Task to carry out: Print back each record unchanged, without pictures.

START Given records

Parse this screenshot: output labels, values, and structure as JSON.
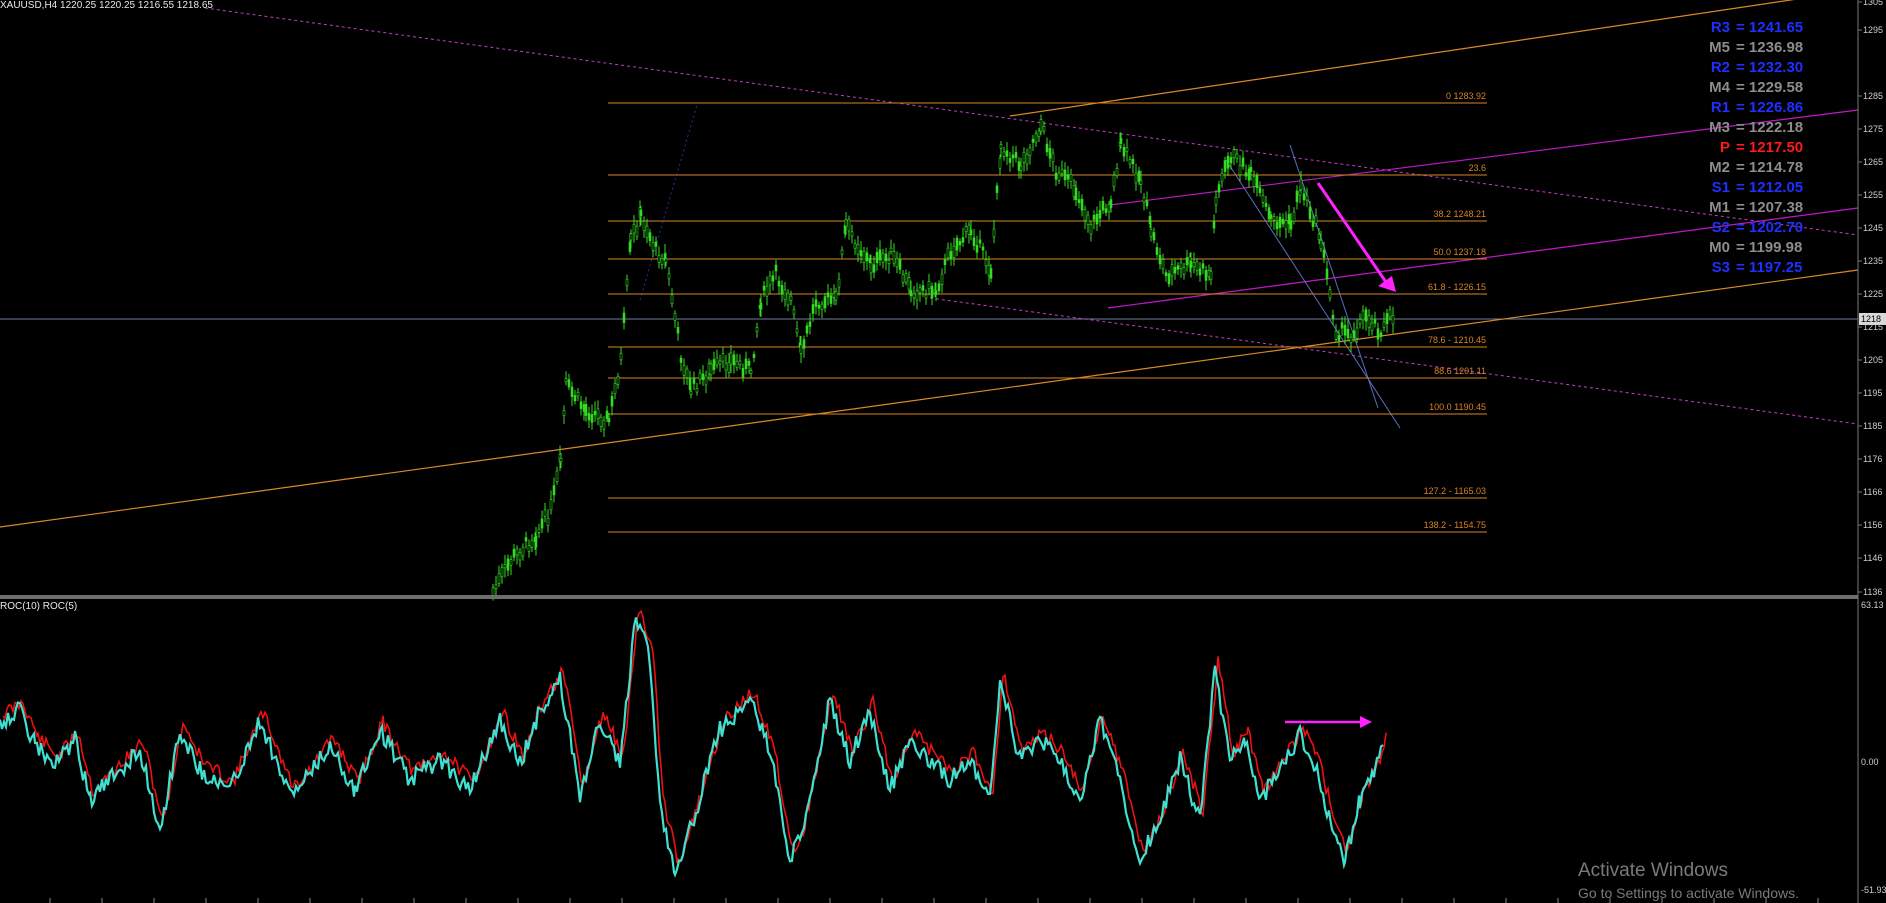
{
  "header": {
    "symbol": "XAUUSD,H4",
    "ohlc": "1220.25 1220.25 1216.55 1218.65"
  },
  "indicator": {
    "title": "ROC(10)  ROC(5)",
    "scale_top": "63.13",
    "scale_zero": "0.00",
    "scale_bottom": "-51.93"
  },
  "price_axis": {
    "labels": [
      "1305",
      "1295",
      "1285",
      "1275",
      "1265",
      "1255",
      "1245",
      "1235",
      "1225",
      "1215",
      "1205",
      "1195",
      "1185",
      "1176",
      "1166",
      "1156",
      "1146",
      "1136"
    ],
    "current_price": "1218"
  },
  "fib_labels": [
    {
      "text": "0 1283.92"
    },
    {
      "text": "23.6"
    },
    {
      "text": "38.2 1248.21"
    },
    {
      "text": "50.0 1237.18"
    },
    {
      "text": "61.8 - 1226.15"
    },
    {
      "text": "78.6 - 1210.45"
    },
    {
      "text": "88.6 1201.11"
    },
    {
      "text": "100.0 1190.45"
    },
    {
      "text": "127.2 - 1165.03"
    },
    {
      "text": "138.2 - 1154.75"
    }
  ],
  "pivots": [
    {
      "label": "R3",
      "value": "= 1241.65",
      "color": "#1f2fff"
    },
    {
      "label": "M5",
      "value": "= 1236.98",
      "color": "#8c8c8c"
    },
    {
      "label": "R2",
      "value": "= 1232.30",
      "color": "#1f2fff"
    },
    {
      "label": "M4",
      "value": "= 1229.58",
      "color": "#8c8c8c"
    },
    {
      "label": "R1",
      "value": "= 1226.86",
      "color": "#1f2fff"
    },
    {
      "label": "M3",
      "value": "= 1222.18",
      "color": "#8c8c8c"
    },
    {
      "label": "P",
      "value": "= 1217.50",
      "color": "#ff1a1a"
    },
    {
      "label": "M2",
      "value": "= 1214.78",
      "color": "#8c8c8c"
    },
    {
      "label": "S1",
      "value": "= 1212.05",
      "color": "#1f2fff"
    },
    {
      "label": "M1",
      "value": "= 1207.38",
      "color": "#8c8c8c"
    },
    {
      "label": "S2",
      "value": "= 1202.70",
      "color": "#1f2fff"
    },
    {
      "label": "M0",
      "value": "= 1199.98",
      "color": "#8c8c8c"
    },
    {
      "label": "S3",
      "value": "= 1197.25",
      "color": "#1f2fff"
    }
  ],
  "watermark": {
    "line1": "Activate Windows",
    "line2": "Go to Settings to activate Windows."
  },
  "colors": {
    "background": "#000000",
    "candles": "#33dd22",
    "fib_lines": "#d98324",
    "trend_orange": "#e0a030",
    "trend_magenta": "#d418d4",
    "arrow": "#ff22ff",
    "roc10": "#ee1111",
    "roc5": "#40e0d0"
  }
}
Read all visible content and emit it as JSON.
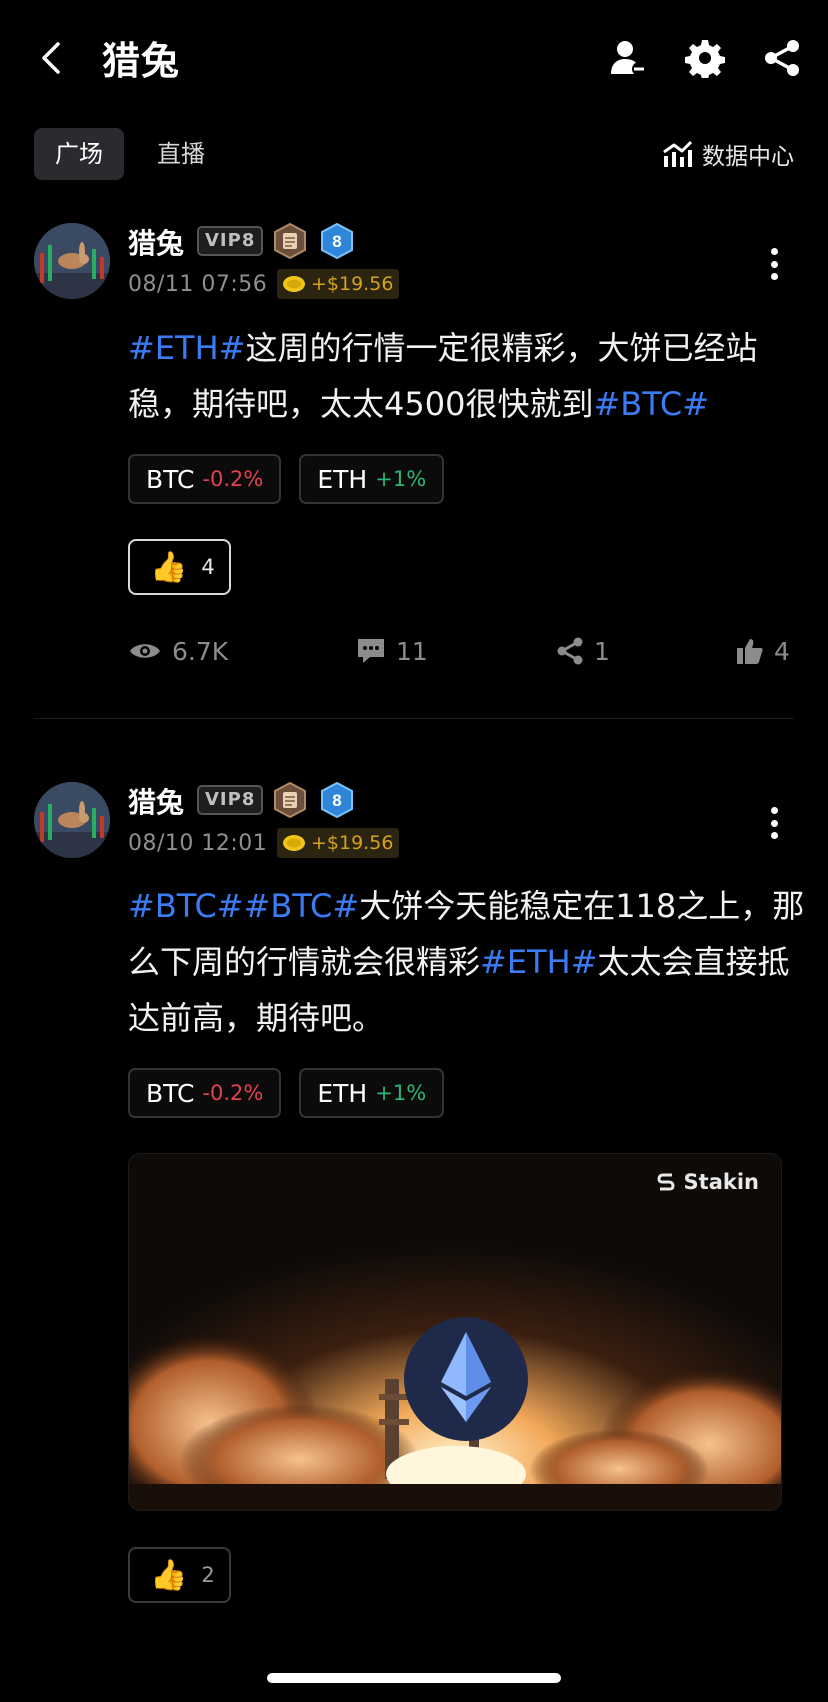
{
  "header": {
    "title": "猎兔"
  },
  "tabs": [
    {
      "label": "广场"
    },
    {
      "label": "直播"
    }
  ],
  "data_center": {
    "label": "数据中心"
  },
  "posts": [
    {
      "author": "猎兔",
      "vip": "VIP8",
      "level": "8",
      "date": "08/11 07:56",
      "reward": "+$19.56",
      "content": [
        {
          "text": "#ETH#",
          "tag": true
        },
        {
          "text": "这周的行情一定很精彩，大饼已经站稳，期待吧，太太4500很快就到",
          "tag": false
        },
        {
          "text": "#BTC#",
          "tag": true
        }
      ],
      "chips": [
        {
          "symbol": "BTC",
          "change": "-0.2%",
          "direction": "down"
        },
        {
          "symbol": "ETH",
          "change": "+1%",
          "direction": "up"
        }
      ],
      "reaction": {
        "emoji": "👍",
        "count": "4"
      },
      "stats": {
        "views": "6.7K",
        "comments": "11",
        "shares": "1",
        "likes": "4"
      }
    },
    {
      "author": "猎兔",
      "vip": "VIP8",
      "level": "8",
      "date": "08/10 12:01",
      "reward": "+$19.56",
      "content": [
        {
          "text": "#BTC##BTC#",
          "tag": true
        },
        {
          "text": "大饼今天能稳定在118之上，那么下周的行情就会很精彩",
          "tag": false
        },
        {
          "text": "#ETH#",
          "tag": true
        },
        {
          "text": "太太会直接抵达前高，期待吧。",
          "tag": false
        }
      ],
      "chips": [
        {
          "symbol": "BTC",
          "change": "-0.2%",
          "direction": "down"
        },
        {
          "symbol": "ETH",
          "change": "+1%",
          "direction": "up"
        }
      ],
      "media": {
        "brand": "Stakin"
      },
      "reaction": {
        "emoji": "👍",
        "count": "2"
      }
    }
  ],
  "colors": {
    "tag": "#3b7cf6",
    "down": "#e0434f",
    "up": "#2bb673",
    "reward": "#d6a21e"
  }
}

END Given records

Exercise response:
Parse this screenshot: output labels, values, and structure as JSON.
{
  "header": {
    "symbol": "XAUUSD,H4",
    "ohlc": "1220.25 1220.25 1216.55 1218.65"
  },
  "indicator": {
    "title": "ROC(10)  ROC(5)",
    "scale_top": "63.13",
    "scale_zero": "0.00",
    "scale_bottom": "-51.93"
  },
  "price_axis": {
    "labels": [
      "1305",
      "1295",
      "1285",
      "1275",
      "1265",
      "1255",
      "1245",
      "1235",
      "1225",
      "1215",
      "1205",
      "1195",
      "1185",
      "1176",
      "1166",
      "1156",
      "1146",
      "1136"
    ],
    "current_price": "1218"
  },
  "fib_labels": [
    {
      "text": "0 1283.92"
    },
    {
      "text": "23.6"
    },
    {
      "text": "38.2 1248.21"
    },
    {
      "text": "50.0 1237.18"
    },
    {
      "text": "61.8 - 1226.15"
    },
    {
      "text": "78.6 - 1210.45"
    },
    {
      "text": "88.6 1201.11"
    },
    {
      "text": "100.0 1190.45"
    },
    {
      "text": "127.2 - 1165.03"
    },
    {
      "text": "138.2 - 1154.75"
    }
  ],
  "pivots": [
    {
      "label": "R3",
      "value": "= 1241.65",
      "color": "#1f2fff"
    },
    {
      "label": "M5",
      "value": "= 1236.98",
      "color": "#8c8c8c"
    },
    {
      "label": "R2",
      "value": "= 1232.30",
      "color": "#1f2fff"
    },
    {
      "label": "M4",
      "value": "= 1229.58",
      "color": "#8c8c8c"
    },
    {
      "label": "R1",
      "value": "= 1226.86",
      "color": "#1f2fff"
    },
    {
      "label": "M3",
      "value": "= 1222.18",
      "color": "#8c8c8c"
    },
    {
      "label": "P",
      "value": "= 1217.50",
      "color": "#ff1a1a"
    },
    {
      "label": "M2",
      "value": "= 1214.78",
      "color": "#8c8c8c"
    },
    {
      "label": "S1",
      "value": "= 1212.05",
      "color": "#1f2fff"
    },
    {
      "label": "M1",
      "value": "= 1207.38",
      "color": "#8c8c8c"
    },
    {
      "label": "S2",
      "value": "= 1202.70",
      "color": "#1f2fff"
    },
    {
      "label": "M0",
      "value": "= 1199.98",
      "color": "#8c8c8c"
    },
    {
      "label": "S3",
      "value": "= 1197.25",
      "color": "#1f2fff"
    }
  ],
  "watermark": {
    "line1": "Activate Windows",
    "line2": "Go to Settings to activate Windows."
  },
  "colors": {
    "background": "#000000",
    "candles": "#33dd22",
    "fib_lines": "#d98324",
    "trend_orange": "#e0a030",
    "trend_magenta": "#d418d4",
    "arrow": "#ff22ff",
    "roc10": "#ee1111",
    "roc5": "#40e0d0"
  }
}
Read all visible content and emit it as JSON.
{
  "header": {
    "title": "猎兔"
  },
  "tabs": [
    {
      "label": "广场"
    },
    {
      "label": "直播"
    }
  ],
  "data_center": {
    "label": "数据中心"
  },
  "posts": [
    {
      "author": "猎兔",
      "vip": "VIP8",
      "level": "8",
      "date": "08/11 07:56",
      "reward": "+$19.56",
      "content": [
        {
          "text": "#ETH#",
          "tag": true
        },
        {
          "text": "这周的行情一定很精彩，大饼已经站稳，期待吧，太太4500很快就到",
          "tag": false
        },
        {
          "text": "#BTC#",
          "tag": true
        }
      ],
      "chips": [
        {
          "symbol": "BTC",
          "change": "-0.2%",
          "direction": "down"
        },
        {
          "symbol": "ETH",
          "change": "+1%",
          "direction": "up"
        }
      ],
      "reaction": {
        "emoji": "👍",
        "count": "4"
      },
      "stats": {
        "views": "6.7K",
        "comments": "11",
        "shares": "1",
        "likes": "4"
      }
    },
    {
      "author": "猎兔",
      "vip": "VIP8",
      "level": "8",
      "date": "08/10 12:01",
      "reward": "+$19.56",
      "content": [
        {
          "text": "#BTC##BTC#",
          "tag": true
        },
        {
          "text": "大饼今天能稳定在118之上，那么下周的行情就会很精彩",
          "tag": false
        },
        {
          "text": "#ETH#",
          "tag": true
        },
        {
          "text": "太太会直接抵达前高，期待吧。",
          "tag": false
        }
      ],
      "chips": [
        {
          "symbol": "BTC",
          "change": "-0.2%",
          "direction": "down"
        },
        {
          "symbol": "ETH",
          "change": "+1%",
          "direction": "up"
        }
      ],
      "media": {
        "brand": "Stakin"
      },
      "reaction": {
        "emoji": "👍",
        "count": "2"
      }
    }
  ],
  "colors": {
    "tag": "#3b7cf6",
    "down": "#e0434f",
    "up": "#2bb673",
    "reward": "#d6a21e"
  }
}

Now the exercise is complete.